## EXERCISE
Without the images, write out the entries word for word.

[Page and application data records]
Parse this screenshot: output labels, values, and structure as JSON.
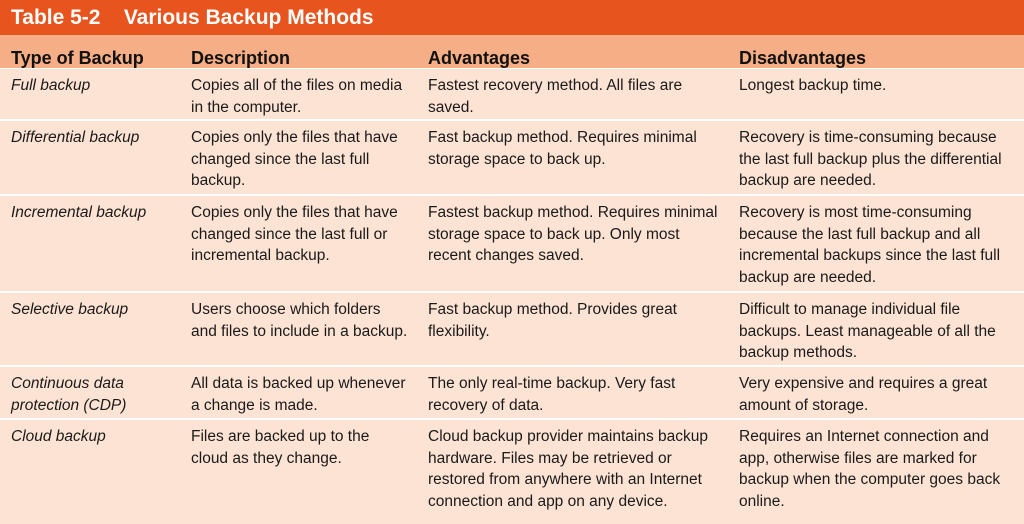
{
  "table": {
    "title": "Table 5-2    Various Backup Methods",
    "headers": [
      "Type of Backup",
      "Description",
      "Advantages",
      "Disadvantages"
    ],
    "rows": [
      {
        "type": "Full backup",
        "description": "Copies all of the files on media in the computer.",
        "advantages": "Fastest recovery method. All files are saved.",
        "disadvantages": "Longest backup time."
      },
      {
        "type": "Differential backup",
        "description": "Copies only the files that have changed since the last full backup.",
        "advantages": "Fast backup method. Requires minimal storage space to back up.",
        "disadvantages": "Recovery is time-consuming because the last full backup plus the differential backup are needed."
      },
      {
        "type": "Incremental backup",
        "description": "Copies only the files that have changed since the last full or incremental backup.",
        "advantages": "Fastest backup method. Requires minimal storage space to back up. Only most recent changes saved.",
        "disadvantages": "Recovery is most time-consuming because the last full backup and all incremental backups since the last full backup are needed."
      },
      {
        "type": "Selective backup",
        "description": "Users choose which folders and files to include in a backup.",
        "advantages": "Fast backup method. Provides great flexibility.",
        "disadvantages": "Difficult to manage individual file backups. Least manageable of all the backup methods."
      },
      {
        "type": "Continuous data protection (CDP)",
        "description": "All data is backed up whenever a change is made.",
        "advantages": "The only real-time backup. Very fast recovery of data.",
        "disadvantages": "Very expensive and requires a great amount of storage."
      },
      {
        "type": "Cloud backup",
        "description": "Files are backed up to the cloud as they change.",
        "advantages": "Cloud backup provider maintains backup hardware. Files may be retrieved or restored from anywhere with an Internet connection and app on any device.",
        "disadvantages": "Requires an Internet connection and app, otherwise files are marked for backup when the computer goes back online."
      }
    ]
  }
}
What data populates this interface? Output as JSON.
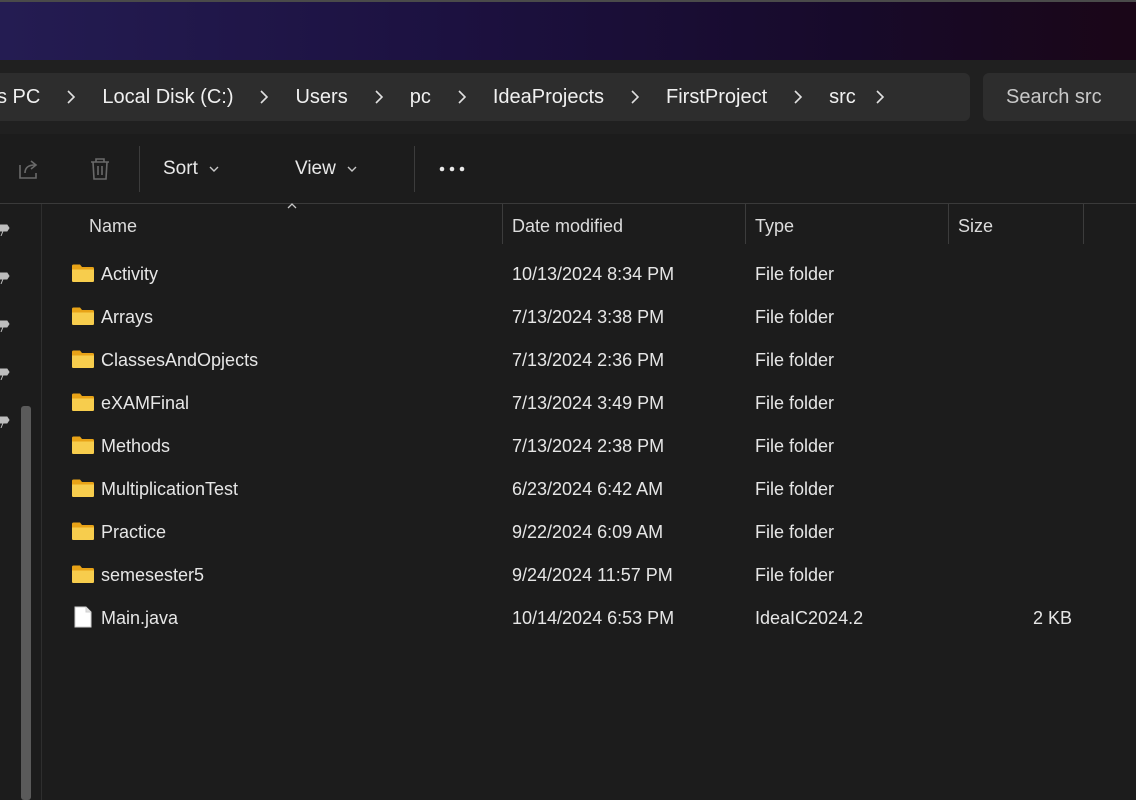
{
  "breadcrumb": {
    "items": [
      "s PC",
      "Local Disk (C:)",
      "Users",
      "pc",
      "IdeaProjects",
      "FirstProject",
      "src"
    ]
  },
  "search": {
    "placeholder": "Search src"
  },
  "toolbar": {
    "sort_label": "Sort",
    "view_label": "View"
  },
  "columns": {
    "name": "Name",
    "date": "Date modified",
    "type": "Type",
    "size": "Size"
  },
  "rows": [
    {
      "name": "Activity",
      "date": "10/13/2024 8:34 PM",
      "type": "File folder",
      "size": "",
      "icon": "folder-icon"
    },
    {
      "name": "Arrays",
      "date": "7/13/2024 3:38 PM",
      "type": "File folder",
      "size": "",
      "icon": "folder-icon"
    },
    {
      "name": "ClassesAndOpjects",
      "date": "7/13/2024 2:36 PM",
      "type": "File folder",
      "size": "",
      "icon": "folder-icon"
    },
    {
      "name": "eXAMFinal",
      "date": "7/13/2024 3:49 PM",
      "type": "File folder",
      "size": "",
      "icon": "folder-icon"
    },
    {
      "name": "Methods",
      "date": "7/13/2024 2:38 PM",
      "type": "File folder",
      "size": "",
      "icon": "folder-icon"
    },
    {
      "name": "MultiplicationTest",
      "date": "6/23/2024 6:42 AM",
      "type": "File folder",
      "size": "",
      "icon": "folder-icon"
    },
    {
      "name": "Practice",
      "date": "9/22/2024 6:09 AM",
      "type": "File folder",
      "size": "",
      "icon": "folder-icon"
    },
    {
      "name": "semesester5",
      "date": "9/24/2024 11:57 PM",
      "type": "File folder",
      "size": "",
      "icon": "folder-icon"
    },
    {
      "name": "Main.java",
      "date": "10/14/2024 6:53 PM",
      "type": "IdeaIC2024.2",
      "size": "2 KB",
      "icon": "file-icon"
    }
  ],
  "colors": {
    "background": "#1c1c1c",
    "titlebar_gradient": [
      "#241c52",
      "#1a0617"
    ],
    "folder": "#f4c542"
  }
}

## OUTPUT OF THE EXERCISE
Parse this screenshot: output labels, values, and structure as JSON.
{
  "table": {
    "title": "Table 5-2    Various Backup Methods",
    "headers": [
      "Type of Backup",
      "Description",
      "Advantages",
      "Disadvantages"
    ],
    "rows": [
      {
        "type": "Full backup",
        "description": "Copies all of the files on media in the computer.",
        "advantages": "Fastest recovery method. All files are saved.",
        "disadvantages": "Longest backup time."
      },
      {
        "type": "Differential backup",
        "description": "Copies only the files that have changed since the last full backup.",
        "advantages": "Fast backup method. Requires minimal storage space to back up.",
        "disadvantages": "Recovery is time-consuming because the last full backup plus the differential backup are needed."
      },
      {
        "type": "Incremental backup",
        "description": "Copies only the files that have changed since the last full or incremental backup.",
        "advantages": "Fastest backup method. Requires minimal storage space to back up. Only most recent changes saved.",
        "disadvantages": "Recovery is most time-consuming because the last full backup and all incremental backups since the last full backup are needed."
      },
      {
        "type": "Selective backup",
        "description": "Users choose which folders and files to include in a backup.",
        "advantages": "Fast backup method. Provides great flexibility.",
        "disadvantages": "Difficult to manage individual file backups. Least manageable of all the backup methods."
      },
      {
        "type": "Continuous data protection (CDP)",
        "description": "All data is backed up whenever a change is made.",
        "advantages": "The only real-time backup. Very fast recovery of data.",
        "disadvantages": "Very expensive and requires a great amount of storage."
      },
      {
        "type": "Cloud backup",
        "description": "Files are backed up to the cloud as they change.",
        "advantages": "Cloud backup provider maintains backup hardware. Files may be retrieved or restored from anywhere with an Internet connection and app on any device.",
        "disadvantages": "Requires an Internet connection and app, otherwise files are marked for backup when the computer goes back online."
      }
    ]
  }
}
What data populates this interface? Output as JSON.
{
  "breadcrumb": {
    "items": [
      "s PC",
      "Local Disk (C:)",
      "Users",
      "pc",
      "IdeaProjects",
      "FirstProject",
      "src"
    ]
  },
  "search": {
    "placeholder": "Search src"
  },
  "toolbar": {
    "sort_label": "Sort",
    "view_label": "View"
  },
  "columns": {
    "name": "Name",
    "date": "Date modified",
    "type": "Type",
    "size": "Size"
  },
  "rows": [
    {
      "name": "Activity",
      "date": "10/13/2024 8:34 PM",
      "type": "File folder",
      "size": "",
      "icon": "folder-icon"
    },
    {
      "name": "Arrays",
      "date": "7/13/2024 3:38 PM",
      "type": "File folder",
      "size": "",
      "icon": "folder-icon"
    },
    {
      "name": "ClassesAndOpjects",
      "date": "7/13/2024 2:36 PM",
      "type": "File folder",
      "size": "",
      "icon": "folder-icon"
    },
    {
      "name": "eXAMFinal",
      "date": "7/13/2024 3:49 PM",
      "type": "File folder",
      "size": "",
      "icon": "folder-icon"
    },
    {
      "name": "Methods",
      "date": "7/13/2024 2:38 PM",
      "type": "File folder",
      "size": "",
      "icon": "folder-icon"
    },
    {
      "name": "MultiplicationTest",
      "date": "6/23/2024 6:42 AM",
      "type": "File folder",
      "size": "",
      "icon": "folder-icon"
    },
    {
      "name": "Practice",
      "date": "9/22/2024 6:09 AM",
      "type": "File folder",
      "size": "",
      "icon": "folder-icon"
    },
    {
      "name": "semesester5",
      "date": "9/24/2024 11:57 PM",
      "type": "File folder",
      "size": "",
      "icon": "folder-icon"
    },
    {
      "name": "Main.java",
      "date": "10/14/2024 6:53 PM",
      "type": "IdeaIC2024.2",
      "size": "2 KB",
      "icon": "file-icon"
    }
  ],
  "colors": {
    "background": "#1c1c1c",
    "titlebar_gradient": [
      "#241c52",
      "#1a0617"
    ],
    "folder": "#f4c542"
  }
}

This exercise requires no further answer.